Latest from Industry Perspectives


Jim Lucy2015 595 Square 5f24985bee2ca

Small-Town USA

July 30, 2020
They may not account for anywhere near the sales of the nation’s largest metros, but the potential of small towns will surprise you.

I enjoy visiting small towns. Maybe it was living in a cabin in Alligash (population 420 back in 1977)  in Maine’s famed North Woods on the banks of the St. John River, while working a summer job as a helper for a test boring and drilling company, and spending my off hours trout fishing or skipping stones in the river.

Perhaps I got the bug during one of the cross-country car trips my wife and I now regularly take as empty nesters, and gotten the chance to visit wonderful small towns and cities like Custer and Spearfish, SD; Asheville, NC; Taos, NM; and Bozeman, MT.

This appreciation for Small-Town USA has served me well as an editor for EW over the past 30-plus years, because I love writing about the fastest-growing cities and towns of all sizes, and when I am lucky, getting the chance to visit distributors or reps in some of these towns. This issue’s cover story, “Measuring Your Metros for 2021,” (page 14) shows you how to use local market data to find which towns — big and small — are growing the fastest, and how to check on the economic health of your own local market with some simple market metrics like population growth, building permits and electrical contractor or industrial employment.

The growth numbers large metropolitan areas like Austin, Dallas, Atlanta, Raleigh-Durham, Phoenix and southwest Florida crank out year-after-year are indeed impressive.  But I always find the growth in smaller cities and towns equally as interesting because of the impact it has on their electrical sales potential.
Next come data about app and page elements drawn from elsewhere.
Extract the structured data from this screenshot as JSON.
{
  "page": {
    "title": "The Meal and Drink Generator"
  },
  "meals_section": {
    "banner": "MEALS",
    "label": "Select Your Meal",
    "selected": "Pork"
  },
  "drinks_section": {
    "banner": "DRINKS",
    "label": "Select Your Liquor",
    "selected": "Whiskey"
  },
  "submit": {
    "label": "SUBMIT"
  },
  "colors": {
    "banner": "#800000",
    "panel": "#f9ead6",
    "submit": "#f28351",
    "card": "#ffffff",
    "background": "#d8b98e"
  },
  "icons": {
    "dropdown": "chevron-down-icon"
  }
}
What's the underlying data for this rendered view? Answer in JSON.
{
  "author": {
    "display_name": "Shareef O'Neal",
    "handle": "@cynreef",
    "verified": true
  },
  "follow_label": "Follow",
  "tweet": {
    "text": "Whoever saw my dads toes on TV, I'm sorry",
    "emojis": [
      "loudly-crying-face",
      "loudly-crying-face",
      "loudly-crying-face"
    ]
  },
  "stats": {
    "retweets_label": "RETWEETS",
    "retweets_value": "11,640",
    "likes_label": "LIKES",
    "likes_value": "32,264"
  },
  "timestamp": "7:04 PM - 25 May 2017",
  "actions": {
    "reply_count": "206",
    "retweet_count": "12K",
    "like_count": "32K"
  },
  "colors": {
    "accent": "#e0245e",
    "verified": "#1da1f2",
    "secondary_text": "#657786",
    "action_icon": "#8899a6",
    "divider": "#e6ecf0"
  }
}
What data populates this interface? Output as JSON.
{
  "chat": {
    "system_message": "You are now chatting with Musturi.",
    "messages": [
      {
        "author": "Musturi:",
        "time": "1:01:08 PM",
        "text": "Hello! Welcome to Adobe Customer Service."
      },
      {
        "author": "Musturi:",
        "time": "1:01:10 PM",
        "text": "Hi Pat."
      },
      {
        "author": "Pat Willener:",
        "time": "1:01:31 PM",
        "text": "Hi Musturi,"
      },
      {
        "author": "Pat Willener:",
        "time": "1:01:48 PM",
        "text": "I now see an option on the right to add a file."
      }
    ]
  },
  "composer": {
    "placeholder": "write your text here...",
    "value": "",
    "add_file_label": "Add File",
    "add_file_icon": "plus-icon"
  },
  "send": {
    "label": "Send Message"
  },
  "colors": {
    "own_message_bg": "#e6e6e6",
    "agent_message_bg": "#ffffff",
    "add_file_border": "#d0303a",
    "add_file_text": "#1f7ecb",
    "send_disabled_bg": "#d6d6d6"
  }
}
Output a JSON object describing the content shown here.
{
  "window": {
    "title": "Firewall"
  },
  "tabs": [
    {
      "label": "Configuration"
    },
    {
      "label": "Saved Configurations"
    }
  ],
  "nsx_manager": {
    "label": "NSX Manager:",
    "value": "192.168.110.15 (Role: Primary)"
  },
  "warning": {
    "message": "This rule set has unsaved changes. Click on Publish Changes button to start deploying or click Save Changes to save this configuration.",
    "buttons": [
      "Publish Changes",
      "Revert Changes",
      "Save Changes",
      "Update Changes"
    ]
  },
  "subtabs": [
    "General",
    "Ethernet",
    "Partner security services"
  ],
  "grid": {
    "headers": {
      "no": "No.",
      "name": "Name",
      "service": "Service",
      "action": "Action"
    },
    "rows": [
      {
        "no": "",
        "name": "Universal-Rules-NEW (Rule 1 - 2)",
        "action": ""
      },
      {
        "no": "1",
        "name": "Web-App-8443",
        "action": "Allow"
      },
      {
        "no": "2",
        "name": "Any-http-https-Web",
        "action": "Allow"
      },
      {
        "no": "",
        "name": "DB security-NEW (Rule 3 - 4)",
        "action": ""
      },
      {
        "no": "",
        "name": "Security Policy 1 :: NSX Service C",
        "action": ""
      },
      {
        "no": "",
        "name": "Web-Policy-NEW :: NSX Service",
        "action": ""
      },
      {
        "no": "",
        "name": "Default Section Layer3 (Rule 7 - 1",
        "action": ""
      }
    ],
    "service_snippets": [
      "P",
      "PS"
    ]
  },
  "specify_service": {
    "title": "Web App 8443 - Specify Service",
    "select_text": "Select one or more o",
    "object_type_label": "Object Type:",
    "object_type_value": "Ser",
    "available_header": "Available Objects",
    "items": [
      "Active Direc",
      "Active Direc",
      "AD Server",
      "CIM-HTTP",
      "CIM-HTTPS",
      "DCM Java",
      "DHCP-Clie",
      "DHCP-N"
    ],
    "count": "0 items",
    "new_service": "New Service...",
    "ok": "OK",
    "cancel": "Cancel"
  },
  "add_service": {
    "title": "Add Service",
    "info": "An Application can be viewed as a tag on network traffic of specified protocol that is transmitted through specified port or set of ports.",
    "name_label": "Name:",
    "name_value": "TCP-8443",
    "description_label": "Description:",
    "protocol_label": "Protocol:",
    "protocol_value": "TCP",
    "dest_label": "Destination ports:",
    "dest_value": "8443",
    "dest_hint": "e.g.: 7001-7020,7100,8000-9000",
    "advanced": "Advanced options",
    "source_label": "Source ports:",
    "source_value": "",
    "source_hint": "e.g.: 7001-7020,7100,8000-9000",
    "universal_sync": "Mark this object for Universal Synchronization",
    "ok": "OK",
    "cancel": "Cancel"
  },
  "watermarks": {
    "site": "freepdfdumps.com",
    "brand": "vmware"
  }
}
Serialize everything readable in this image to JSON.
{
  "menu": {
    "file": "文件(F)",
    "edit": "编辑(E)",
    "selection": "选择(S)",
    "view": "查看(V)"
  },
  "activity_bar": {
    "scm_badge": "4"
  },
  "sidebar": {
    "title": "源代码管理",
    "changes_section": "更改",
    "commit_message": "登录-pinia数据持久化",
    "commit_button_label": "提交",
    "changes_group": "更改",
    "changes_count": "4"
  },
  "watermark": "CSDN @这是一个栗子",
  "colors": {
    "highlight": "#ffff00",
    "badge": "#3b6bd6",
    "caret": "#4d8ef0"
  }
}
Consider that Bozeman, MT, has added 24,780 new residents from 2010 to 2019, or that in 2019 it had positive net migration of 2,084, both top in the nation for what the U.S. Census Dept. defines as a micropolitan market. Those new residents need somewhere to live, shop, eat, play, worship and in many cases send their kids to school. Talk about creating new electrical sales opportunities.

You don’t have to be a Harvard-educated economist to see why these local market metrics are important to sales and marketing executives in the electrical industry. To help readers with their market planning, EW has for years provided sales-per-employee estimates for electrical contractors, industrial customers and other end users. In recent years, Electrical Marketing ( newsletter has offered these estimates on a quarterly basis for the state and Metropolitan Statistical Area (MSA) level (twice-a-year on the county-level) at a cost of only $99 per year. It also offers regular updates on building permit activity on the local level.

The  annual population data available from the U.S. Census Bureau at the state, metro and county level is another solid resource you can use to gauge growth in a market. This month’s cover story uses it to provide insight into which metros are attracting the most new residents and combines it with building permit data on a total permits per 10,000 population basis, so you can compare large and small markets by the same metric.

It blows me away to think that last year the Phoenix-Mesa-Chandler, AZ MSA attracted an estimated 213 new residents each day, or that in 2019, builders in relatively small but very busy MSAs like The Villages, FL, and St. George, UT, actually pulled more total building permits per 10,000 residents than much larger metros like Austin-Round Rock-Georgetown, TX, or Nashville-Davidson-Murfreesboro-Franklin, TN, which year-after-year rank amongst the leaders in building permits and last year logged 32,037 and 22,702 total building permits, respectively.

Electrical Wholesaling’s editors hope this article will help you see the potential of Small-Town USA in a whole new way.                   


EW’s editors continue to refine the 2020 Top 200 Electrical Distributors ranking. Because of a clerical error, our estimate for the 2019 sales of Denney Electric Supply, Ambler, PA, was off. The company should be ranked #127 in the Top 200. An updated version of our Top 200 listing is posted on

About the Author

Jim Lucy | Editor-in-Chief of Electrical Wholesaling and Electrical Marketing

Jim Lucy has been wandering through the electrical market for more than 40 years, most of the time as an editor for Electrical Wholesaling and Electrical Marketing newsletter, and as a contributing writer for EC&M magazine During that time he and the editorial team for the publications have won numerous national awards for their coverage of the electrical business. He showed an early interest in electricity, when as a youth he had an idea for a hot dog cooker. Unfortunately, the first crude prototype malfunctioned and the arc nearly blew him out of his parents' basement.

Before becoming an editor for Electrical Wholesaling  and Electrical Marketing, he earned a BA degree in journalism and a MA in communications from Glassboro State College, Glassboro, NJ., which is formerly best known as the site of the 1967 summit meeting between President Lyndon Johnson and Russian Premier Aleksei Nikolayevich Kosygin, and now best known as the New Jersey state college that changed its name in 1992 to Rowan University because of a generous $100 million donation by N.J. zillionaire industrialist Henry Rowan. Jim is a Brooklyn-born Jersey Guy happily transplanted with his wife and three sons in the fertile plains of Kansas for the past 30 years. 

Sponsored Recommendations